It was a real pleasure to find myself in the company of so many great Bristol artists at the 25 year anniversary celebrations at the Tobacco Factory, and none more so than Pelmo, whose work I have admired for some time. It was nice to meet him for the first time and to find out a little bit about how he likes to work.
In creating this piece, featuring one of his outsized characters, he had decided to abandon his spray cans on environmental grounds and use paint and brushes, which was a first for him on a wall. Set in a skyscraper landscape, the large gentleman is posing with a ballet dancer, and there is an interesting and rather sad synergy between the two of them. I like the piece very much, but I wonder if the large amount of white space works on this scale.
I guess this piece by Pelmo is something of an exclusive, as it was painted on the practice wall at the back of the Upfest shop, and is therefore not on public display.
I took the picture a week or two after I had sprayed my own very first effort on this exact wall, and went back to the shop to see if it was still there. Sadly (but not unsurprisingly) my amateurish effort had been buffed over, but I was honoured that it should have been replaced by such a fine artist as Pelmo.
I don’t really know what the protocols are around publishing pictures from this wall, but on this occasion I think I’ll take the risk, mainly because I am a big fan of this artist’s work. His work often contains these, oversize and overweight people with a love and sensitivity that can be difficult to gauge without offending. Pelmo does this brilliantly. A wonderful forgotten piece.
There is something comical and warm about Pelmo’s work and I have to say that it really ticks pretty much all of my boxes. His ideas are witty, for example here we have a Deliveroo rider struggling to stay on the back of an enormous cyclist. I’m not entirely sure what the story here is, but it is a visual treat.
It is such a pity that the piece was squeezed into a corner of the Spotted Cow garden where the light conditions made it almost impossible to photograph. I know that Pelmo has had a wall in the previous two years, but I think deservedly so and it would have been nice to seen this on a ‘permanent’ wall – I suppose they have to take turns. I love this.
I have only seen Pelmo’s work a couple of times, but I know that I really love his work. The soft tone and style of his cartoon characters carries with it a light-hearted humour, and his pieces tell complex stories. His work reminds me a little of Gary Larson’s Far Side cartoons, but there is a little more tenderness to Pelmo’s work.
I think that this wall was part of Upfest 2016, but I never made it here before as it is really quite a long way from the Upfest main area. This is a highly accomplished piece and in it is a deftness and confidence in the scene that Pelmo has created. It is so easy on the eye, it almost feels that it is just part of the street scenery. It is easy to drift into the world he has created.
I love his attention to detail, things like the hand rail that the character on the right is holding and the shadows cast by the bicycle and the street bins. Of course for the cat lovers there is a splendid moggie sprawled out on the wall. I also rather like the way that the rubble sacks in front of the piece almost feel like they are incorporated into the whole experience. I love this and really look forward to seeing his work at Upfest 2018.

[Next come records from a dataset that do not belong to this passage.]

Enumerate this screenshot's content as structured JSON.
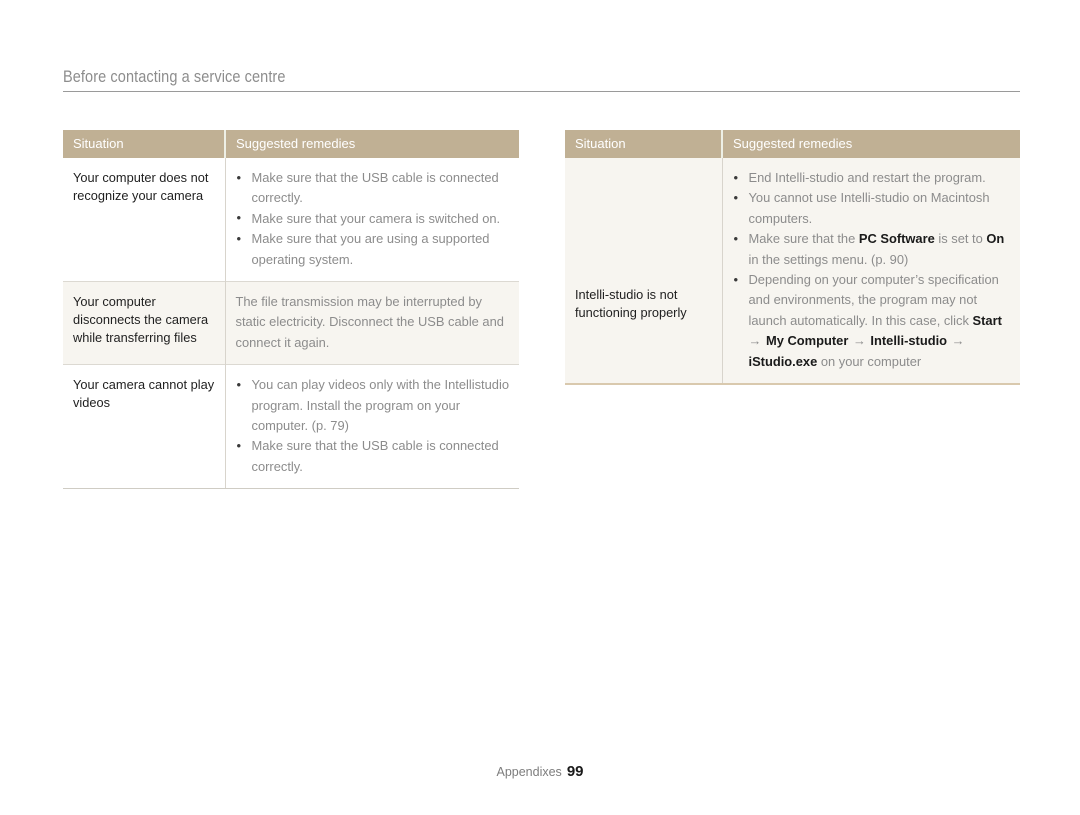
{
  "page": {
    "section_title": "Before contacting a service centre",
    "footer_label": "Appendixes",
    "footer_page_number": "99"
  },
  "colors": {
    "table_header_bg": "#c0b094",
    "table_header_text": "#ffffff",
    "shaded_row_bg": "#f7f5f0",
    "body_text": "#8c8c8c",
    "situation_text": "#1f1f1f",
    "rule": "#9a9a9a"
  },
  "tables": {
    "left": {
      "columns": [
        "Situation",
        "Suggested remedies"
      ],
      "rows": [
        {
          "situation": "Your computer does not recognize your camera",
          "remedies": [
            "Make sure that the USB cable is connected correctly.",
            "Make sure that your camera is switched on.",
            "Make sure that you are using a supported operating system."
          ]
        },
        {
          "situation": "Your computer disconnects the camera while transferring files",
          "paragraph": "The file transmission may be interrupted by static electricity. Disconnect the USB cable and connect it again."
        },
        {
          "situation": "Your camera cannot play videos",
          "remedies": [
            "You can play videos only with the Intellistudio program. Install the program on your computer. (p. 79)",
            "Make sure that the USB cable is connected correctly."
          ]
        }
      ]
    },
    "right": {
      "columns": [
        "Situation",
        "Suggested remedies"
      ],
      "rows": [
        {
          "situation": "Intelli-studio is not functioning properly",
          "remedies_rich": [
            [
              {
                "t": "End Intelli-studio and restart the program.",
                "b": false
              }
            ],
            [
              {
                "t": "You cannot use Intelli-studio on Macintosh computers.",
                "b": false
              }
            ],
            [
              {
                "t": "Make sure that the ",
                "b": false
              },
              {
                "t": "PC Software",
                "b": true
              },
              {
                "t": " is set to ",
                "b": false
              },
              {
                "t": "On",
                "b": true
              },
              {
                "t": " in the settings menu. (p. 90)",
                "b": false
              }
            ],
            [
              {
                "t": "Depending on your computer’s specification and environments, the program may not launch automatically. In this case, click ",
                "b": false
              },
              {
                "t": "Start",
                "b": true
              },
              {
                "t": " → ",
                "b": false,
                "arrow": true
              },
              {
                "t": "My Computer",
                "b": true
              },
              {
                "t": " → ",
                "b": false,
                "arrow": true
              },
              {
                "t": "Intelli-studio",
                "b": true
              },
              {
                "t": " → ",
                "b": false,
                "arrow": true
              },
              {
                "t": "iStudio.exe",
                "b": true
              },
              {
                "t": " on your computer",
                "b": false
              }
            ]
          ]
        }
      ]
    }
  }
}
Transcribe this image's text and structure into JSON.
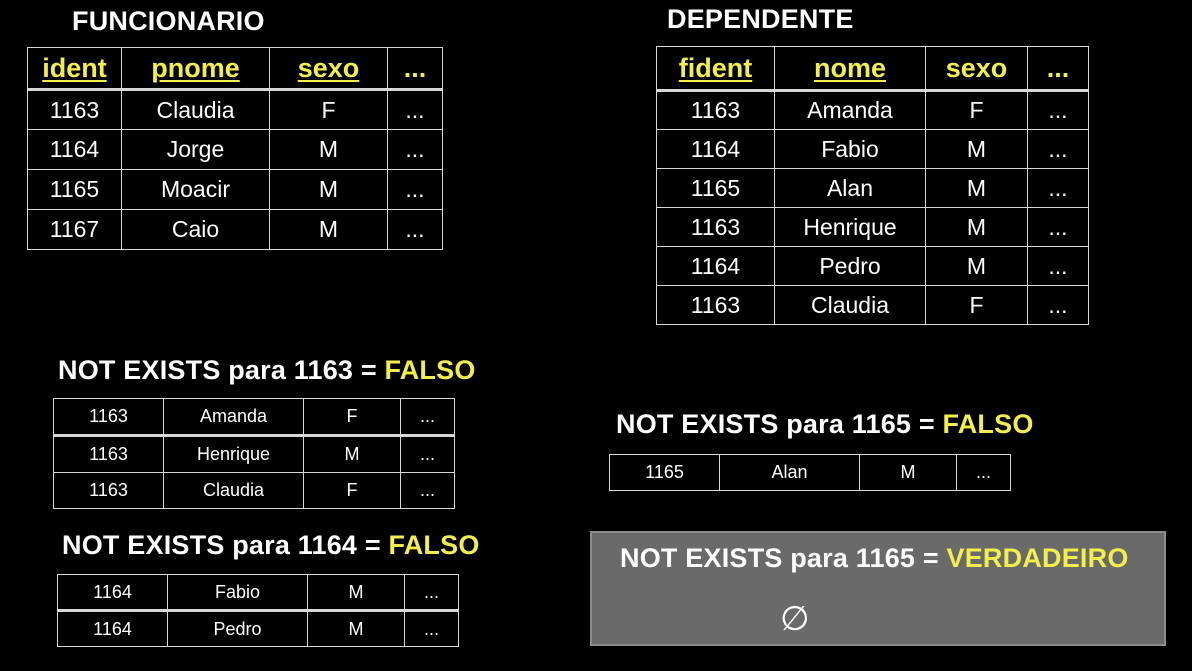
{
  "funcionario": {
    "title": "FUNCIONARIO",
    "columns": [
      "ident",
      "pnome",
      "sexo",
      "..."
    ],
    "rows": [
      [
        "1163",
        "Claudia",
        "F",
        "..."
      ],
      [
        "1164",
        "Jorge",
        "M",
        "..."
      ],
      [
        "1165",
        "Moacir",
        "M",
        "..."
      ],
      [
        "1167",
        "Caio",
        "M",
        "..."
      ]
    ]
  },
  "dependente": {
    "title": "DEPENDENTE",
    "columns": [
      "fident",
      "nome",
      "sexo",
      "..."
    ],
    "rows": [
      [
        "1163",
        "Amanda",
        "F",
        "..."
      ],
      [
        "1164",
        "Fabio",
        "M",
        "..."
      ],
      [
        "1165",
        "Alan",
        "M",
        "..."
      ],
      [
        "1163",
        "Henrique",
        "M",
        "..."
      ],
      [
        "1164",
        "Pedro",
        "M",
        "..."
      ],
      [
        "1163",
        "Claudia",
        "F",
        "..."
      ]
    ]
  },
  "check_1163": {
    "label": "NOT EXISTS para 1163 =",
    "result": "FALSO",
    "rows": [
      [
        "1163",
        "Amanda",
        "F",
        "..."
      ],
      [
        "1163",
        "Henrique",
        "M",
        "..."
      ],
      [
        "1163",
        "Claudia",
        "F",
        "..."
      ]
    ]
  },
  "check_1164": {
    "label": "NOT EXISTS para 1164 =",
    "result": "FALSO",
    "rows": [
      [
        "1164",
        "Fabio",
        "M",
        "..."
      ],
      [
        "1164",
        "Pedro",
        "M",
        "..."
      ]
    ]
  },
  "check_1165": {
    "label": "NOT EXISTS para 1165 =",
    "result": "FALSO",
    "rows": [
      [
        "1165",
        "Alan",
        "M",
        "..."
      ]
    ]
  },
  "check_final": {
    "label": "NOT EXISTS para 1165 =",
    "result": "VERDADEIRO",
    "empty_symbol": "∅"
  }
}
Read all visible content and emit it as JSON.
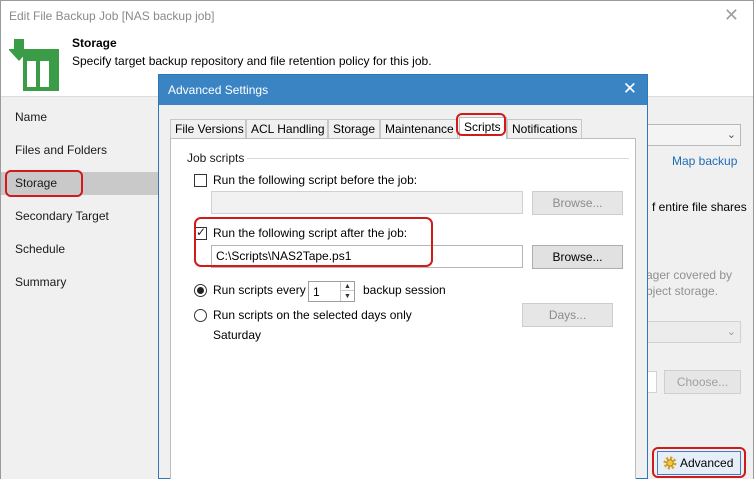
{
  "bg_window": {
    "title": "Edit File Backup Job [NAS backup job]",
    "close_glyph": "✕",
    "header_title": "Storage",
    "header_subtitle": "Specify target backup repository and file retention policy for this job.",
    "header_icon": "storage-icon"
  },
  "nav": {
    "items": [
      {
        "label": "Name"
      },
      {
        "label": "Files and Folders"
      },
      {
        "label": "Storage",
        "active": true
      },
      {
        "label": "Secondary Target"
      },
      {
        "label": "Schedule"
      },
      {
        "label": "Summary"
      }
    ]
  },
  "right_panel": {
    "map_backup_link": "Map backup",
    "partial_text1": "f entire file shares",
    "partial_gray1": "ager covered by",
    "partial_gray2": "bject storage.",
    "choose_button": "Choose...",
    "advanced_button": "Advanced"
  },
  "dialog": {
    "title": "Advanced Settings",
    "close_glyph": "✕",
    "tabs": [
      "File Versions",
      "ACL Handling",
      "Storage",
      "Maintenance",
      "Scripts",
      "Notifications"
    ],
    "active_tab": "Scripts",
    "group_label": "Job scripts",
    "before": {
      "label": "Run the following script before the job:",
      "checked": false,
      "value": "",
      "browse": "Browse..."
    },
    "after": {
      "label": "Run the following script after the job:",
      "checked": true,
      "value": "C:\\Scripts\\NAS2Tape.ps1",
      "browse": "Browse..."
    },
    "run_every": {
      "label": "Run scripts every",
      "value": "1",
      "suffix": "backup session",
      "selected": true
    },
    "run_days": {
      "label": "Run scripts on the selected days only",
      "days_value": "Saturday",
      "days_button": "Days..."
    }
  },
  "colors": {
    "dialog_title_bar": "#3a84c4",
    "highlight": "#d11a1a",
    "link": "#1c6db5"
  }
}
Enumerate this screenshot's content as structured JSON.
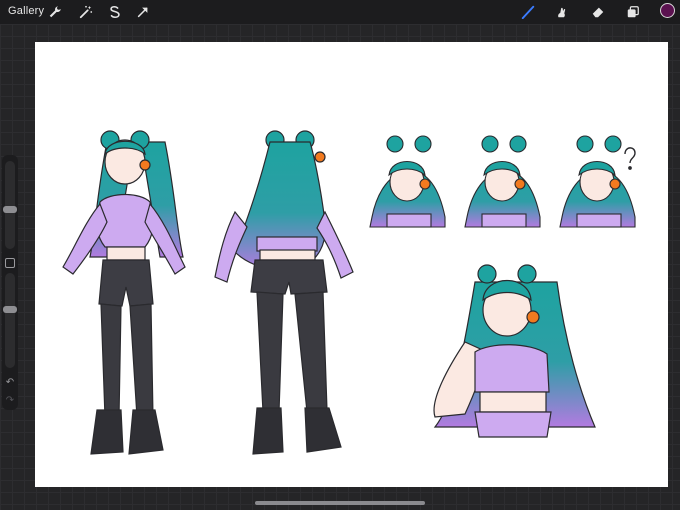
{
  "topbar": {
    "gallery_label": "Gallery",
    "left_tools": [
      {
        "icon": "wrench-icon"
      },
      {
        "icon": "magic-wand-icon"
      },
      {
        "icon": "selection-icon"
      },
      {
        "icon": "transform-arrow-icon"
      }
    ],
    "right_tools": [
      {
        "icon": "brush-icon",
        "active": true
      },
      {
        "icon": "smudge-icon"
      },
      {
        "icon": "eraser-icon"
      },
      {
        "icon": "layers-icon"
      }
    ],
    "current_color": "#5b1250"
  },
  "sidebar": {
    "brush_size_level": 0.45,
    "opacity_level": 0.62,
    "undo_icon": "undo-icon",
    "redo_icon": "redo-icon"
  },
  "canvas": {
    "background": "#ffffff",
    "artwork": "character-reference-sheet",
    "palette": {
      "hair_teal": "#1ea3a0",
      "hair_purple": "#b27be0",
      "top_lilac": "#cdaaf0",
      "shorts": "#3d3d44",
      "stockings": "#3a3a40",
      "skin": "#fbe9e2",
      "orange_headphones": "#f27a1f",
      "outline": "#2a2a2e"
    }
  },
  "accent": "#3b7cff"
}
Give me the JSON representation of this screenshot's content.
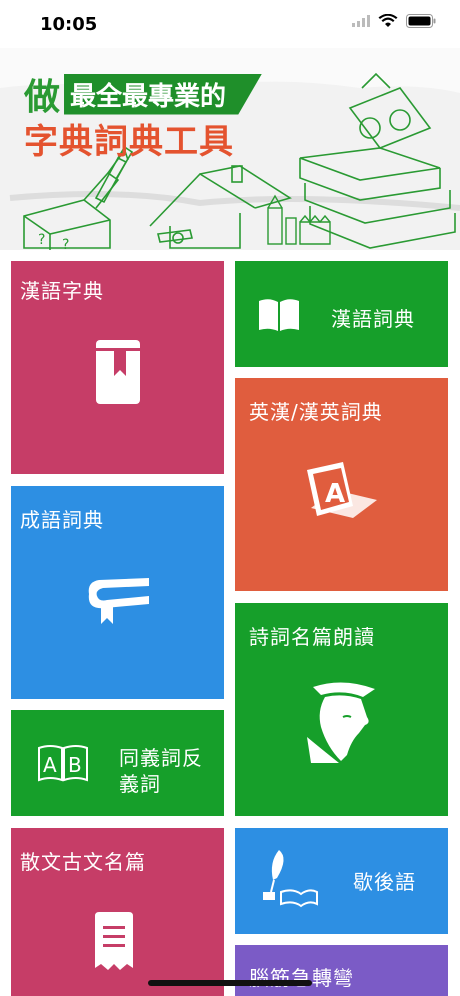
{
  "status": {
    "time": "10:05"
  },
  "banner": {
    "prefix": "做",
    "line1": "最全最專業的",
    "line2": "字典詞典工具"
  },
  "tiles": [
    {
      "id": "hanzi",
      "label": "漢語字典",
      "color": "#c63d67"
    },
    {
      "id": "hanyu-ci",
      "label": "漢語詞典",
      "color": "#169f2a"
    },
    {
      "id": "ying-han",
      "label": "英漢/漢英詞典",
      "color": "#e05d3e"
    },
    {
      "id": "chengyu",
      "label": "成語詞典",
      "color": "#2d8fe3"
    },
    {
      "id": "shici",
      "label": "詩詞名篇朗讀",
      "color": "#169f2a"
    },
    {
      "id": "tongyi-line1",
      "label": "同義詞反",
      "color": "#169f2a"
    },
    {
      "id": "tongyi-line2",
      "label": "義詞",
      "color": "#169f2a"
    },
    {
      "id": "sanwen",
      "label": "散文古文名篇",
      "color": "#c63d67"
    },
    {
      "id": "xiehouyu",
      "label": "歇後語",
      "color": "#2d8fe3"
    },
    {
      "id": "naojin",
      "label": "腦筋急轉彎",
      "color": "#7b5bc6"
    }
  ],
  "icons": [
    "wifi-icon",
    "battery-icon",
    "signal-icon",
    "bookmark-book-icon",
    "open-book-icon",
    "a-book-icon",
    "closed-book-icon",
    "poet-icon",
    "ab-book-icon",
    "receipt-icon",
    "quill-book-icon"
  ]
}
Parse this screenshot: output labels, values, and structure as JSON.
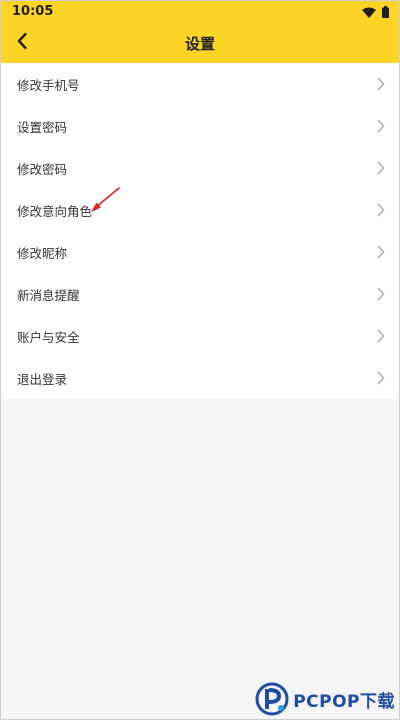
{
  "status_bar": {
    "time": "10:05",
    "wifi_icon": "wifi-icon",
    "battery_icon": "battery-icon"
  },
  "header": {
    "title": "设置",
    "back_icon": "chevron-left-icon",
    "background_color": "#fbd426"
  },
  "settings": {
    "items": [
      {
        "label": "修改手机号"
      },
      {
        "label": "设置密码"
      },
      {
        "label": "修改密码"
      },
      {
        "label": "修改意向角色"
      },
      {
        "label": "修改昵称"
      },
      {
        "label": "新消息提醒"
      },
      {
        "label": "账户与安全"
      },
      {
        "label": "退出登录"
      }
    ],
    "chevron_icon": "chevron-right-icon"
  },
  "annotation": {
    "arrow_color": "#e0201c",
    "target_item": "修改意向角色"
  },
  "watermark": {
    "text": "PCPOP下载",
    "color": "#1f4da3"
  }
}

This work simply made me laugh. It is by the artist Pelmo, whose piece from Upfest 2016 passed me by, which is highly regrettable. I’m not entirely convinced that this was painted on the first two days of the festival, either that or I am losing my touch and missed it.
I love the understated tones used for the piece and the story is there for all to see. It is a witty piece, which would appear to draw some influence from the Gary Larson cartoon style.
About himself, the artist says this in the programme profile:
‘I love painting a good character, a dramatic expression or a body beaten into shape by a little too much life. I generate my ideas by sketching in pubs and paint mostly for fun with the occasional commission.’